OK, this involves a little techo-speak, but really not much. A client gave me some feedback about his films, which he loved. He has two computers at his home. One is a laptop, connecting wirelessly. One is plugged into the router. He noticed that on one the film played back fine. On the other the same film was a little jerky. He wondered why that was? Well without seeing the spec from the computers I can only guess but – all other things being even – there’s a good chance that the laptop was the jerky one. Generally speaking a wireless connection is not as fast as a wired broadband connection. When you watch a film over the internet the information that comprises that film is obviously not stored on your own computer. It’s somewhere else and needs to be ’streamed’ to your computer to enable playback. The faster the connection, the faster that information can stream. That’s important with video because video involves a lot of information (as compared to, say, audio in MP3 format). So the faster the connection the more likely that information can be fed into your computer at the rate it’s required to produce smooth playback. So one key reason that a video can be jerky is the connection speed to the internet. Of course, other factors can be involved, like the processing power of the computer itself (if it is budget, old processor it could struggle), and a critical factor, the size of the video itself. The size of the video is determined by its duration (is it a feature-length movie, etc) but also, crucially, its resolution (the size of the image and the way it has been compressed). So when you are trying to produce films for the internet that will stream satisfactorily for the maximum number of people you clearly want short films at minimum resolution.
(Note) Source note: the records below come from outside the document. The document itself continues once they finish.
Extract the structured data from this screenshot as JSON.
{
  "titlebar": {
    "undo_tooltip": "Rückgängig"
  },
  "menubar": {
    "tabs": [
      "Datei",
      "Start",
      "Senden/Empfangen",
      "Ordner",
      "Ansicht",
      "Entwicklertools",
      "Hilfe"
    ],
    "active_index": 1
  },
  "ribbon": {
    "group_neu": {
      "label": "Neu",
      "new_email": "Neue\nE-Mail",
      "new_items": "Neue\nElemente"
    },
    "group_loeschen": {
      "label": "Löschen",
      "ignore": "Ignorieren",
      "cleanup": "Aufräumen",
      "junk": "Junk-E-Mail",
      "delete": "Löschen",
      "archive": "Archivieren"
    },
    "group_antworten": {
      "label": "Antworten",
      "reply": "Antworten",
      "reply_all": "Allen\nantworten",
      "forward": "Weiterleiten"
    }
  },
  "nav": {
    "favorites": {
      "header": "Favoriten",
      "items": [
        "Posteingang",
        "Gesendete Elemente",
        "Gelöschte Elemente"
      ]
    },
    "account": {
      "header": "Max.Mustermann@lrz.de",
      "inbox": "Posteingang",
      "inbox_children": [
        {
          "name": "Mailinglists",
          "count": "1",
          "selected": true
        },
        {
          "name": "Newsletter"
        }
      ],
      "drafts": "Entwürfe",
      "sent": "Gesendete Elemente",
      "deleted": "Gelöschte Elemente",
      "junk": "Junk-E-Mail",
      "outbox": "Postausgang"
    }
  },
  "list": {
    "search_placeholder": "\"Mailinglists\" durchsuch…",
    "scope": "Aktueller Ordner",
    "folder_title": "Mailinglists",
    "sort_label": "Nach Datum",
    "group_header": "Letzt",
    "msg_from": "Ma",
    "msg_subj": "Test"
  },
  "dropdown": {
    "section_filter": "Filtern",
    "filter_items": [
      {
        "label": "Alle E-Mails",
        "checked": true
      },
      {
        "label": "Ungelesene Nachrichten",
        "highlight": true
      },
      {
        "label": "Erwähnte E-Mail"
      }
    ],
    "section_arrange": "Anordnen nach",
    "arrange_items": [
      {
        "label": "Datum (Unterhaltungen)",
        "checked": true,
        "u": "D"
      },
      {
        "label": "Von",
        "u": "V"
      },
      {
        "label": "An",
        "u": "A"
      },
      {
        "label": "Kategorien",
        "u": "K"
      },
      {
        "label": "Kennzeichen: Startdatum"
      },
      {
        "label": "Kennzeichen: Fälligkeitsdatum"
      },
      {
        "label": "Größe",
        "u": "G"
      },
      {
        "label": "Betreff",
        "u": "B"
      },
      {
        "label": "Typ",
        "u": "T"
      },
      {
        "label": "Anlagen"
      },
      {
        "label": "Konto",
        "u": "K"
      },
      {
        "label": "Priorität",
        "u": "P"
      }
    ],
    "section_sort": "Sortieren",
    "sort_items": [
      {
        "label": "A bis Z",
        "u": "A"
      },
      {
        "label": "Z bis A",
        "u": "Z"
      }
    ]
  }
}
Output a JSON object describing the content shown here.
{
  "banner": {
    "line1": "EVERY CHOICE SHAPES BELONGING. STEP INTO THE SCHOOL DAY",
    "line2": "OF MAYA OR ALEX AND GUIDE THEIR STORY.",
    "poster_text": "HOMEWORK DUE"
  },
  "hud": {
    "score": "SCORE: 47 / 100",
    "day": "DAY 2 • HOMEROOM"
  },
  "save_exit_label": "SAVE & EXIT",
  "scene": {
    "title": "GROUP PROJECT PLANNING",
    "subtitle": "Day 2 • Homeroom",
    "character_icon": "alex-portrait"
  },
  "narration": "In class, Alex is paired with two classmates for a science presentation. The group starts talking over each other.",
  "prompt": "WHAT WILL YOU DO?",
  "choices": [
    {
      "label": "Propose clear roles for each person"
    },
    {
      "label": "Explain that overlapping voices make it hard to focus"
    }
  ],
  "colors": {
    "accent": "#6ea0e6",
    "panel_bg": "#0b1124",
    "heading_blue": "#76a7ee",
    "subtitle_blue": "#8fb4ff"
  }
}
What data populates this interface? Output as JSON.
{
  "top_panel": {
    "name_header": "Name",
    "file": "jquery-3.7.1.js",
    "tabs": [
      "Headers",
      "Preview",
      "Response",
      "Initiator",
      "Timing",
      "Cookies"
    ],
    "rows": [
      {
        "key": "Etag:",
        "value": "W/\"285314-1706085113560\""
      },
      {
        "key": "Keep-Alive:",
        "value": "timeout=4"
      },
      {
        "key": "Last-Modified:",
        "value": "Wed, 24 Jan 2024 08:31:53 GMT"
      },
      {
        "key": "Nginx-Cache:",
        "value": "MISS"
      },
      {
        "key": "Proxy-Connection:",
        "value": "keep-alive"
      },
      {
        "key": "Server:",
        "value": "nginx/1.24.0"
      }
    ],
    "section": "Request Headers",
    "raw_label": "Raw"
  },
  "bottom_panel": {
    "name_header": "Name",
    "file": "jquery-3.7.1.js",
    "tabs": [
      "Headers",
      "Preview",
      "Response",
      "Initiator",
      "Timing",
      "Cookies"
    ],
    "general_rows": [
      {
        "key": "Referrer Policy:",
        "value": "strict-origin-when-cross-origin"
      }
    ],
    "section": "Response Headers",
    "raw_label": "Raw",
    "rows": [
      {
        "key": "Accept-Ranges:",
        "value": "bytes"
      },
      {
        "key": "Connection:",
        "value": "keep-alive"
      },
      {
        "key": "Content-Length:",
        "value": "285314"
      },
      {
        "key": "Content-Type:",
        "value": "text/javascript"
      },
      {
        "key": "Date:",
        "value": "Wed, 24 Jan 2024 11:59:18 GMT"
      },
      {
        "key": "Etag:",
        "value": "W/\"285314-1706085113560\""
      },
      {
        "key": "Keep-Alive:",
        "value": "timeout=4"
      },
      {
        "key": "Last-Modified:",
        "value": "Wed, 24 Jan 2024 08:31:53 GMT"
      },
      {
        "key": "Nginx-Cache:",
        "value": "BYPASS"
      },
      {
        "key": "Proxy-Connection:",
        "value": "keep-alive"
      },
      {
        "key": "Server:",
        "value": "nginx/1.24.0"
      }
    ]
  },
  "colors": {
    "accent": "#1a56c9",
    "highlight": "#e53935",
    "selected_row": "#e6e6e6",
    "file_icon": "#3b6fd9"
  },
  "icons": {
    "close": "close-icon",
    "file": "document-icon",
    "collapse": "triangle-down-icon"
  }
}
Simple, right? But the problem with that is low resolution can look rubbish! So, like so much in life, it’s all about compromise.
May 12th, 2010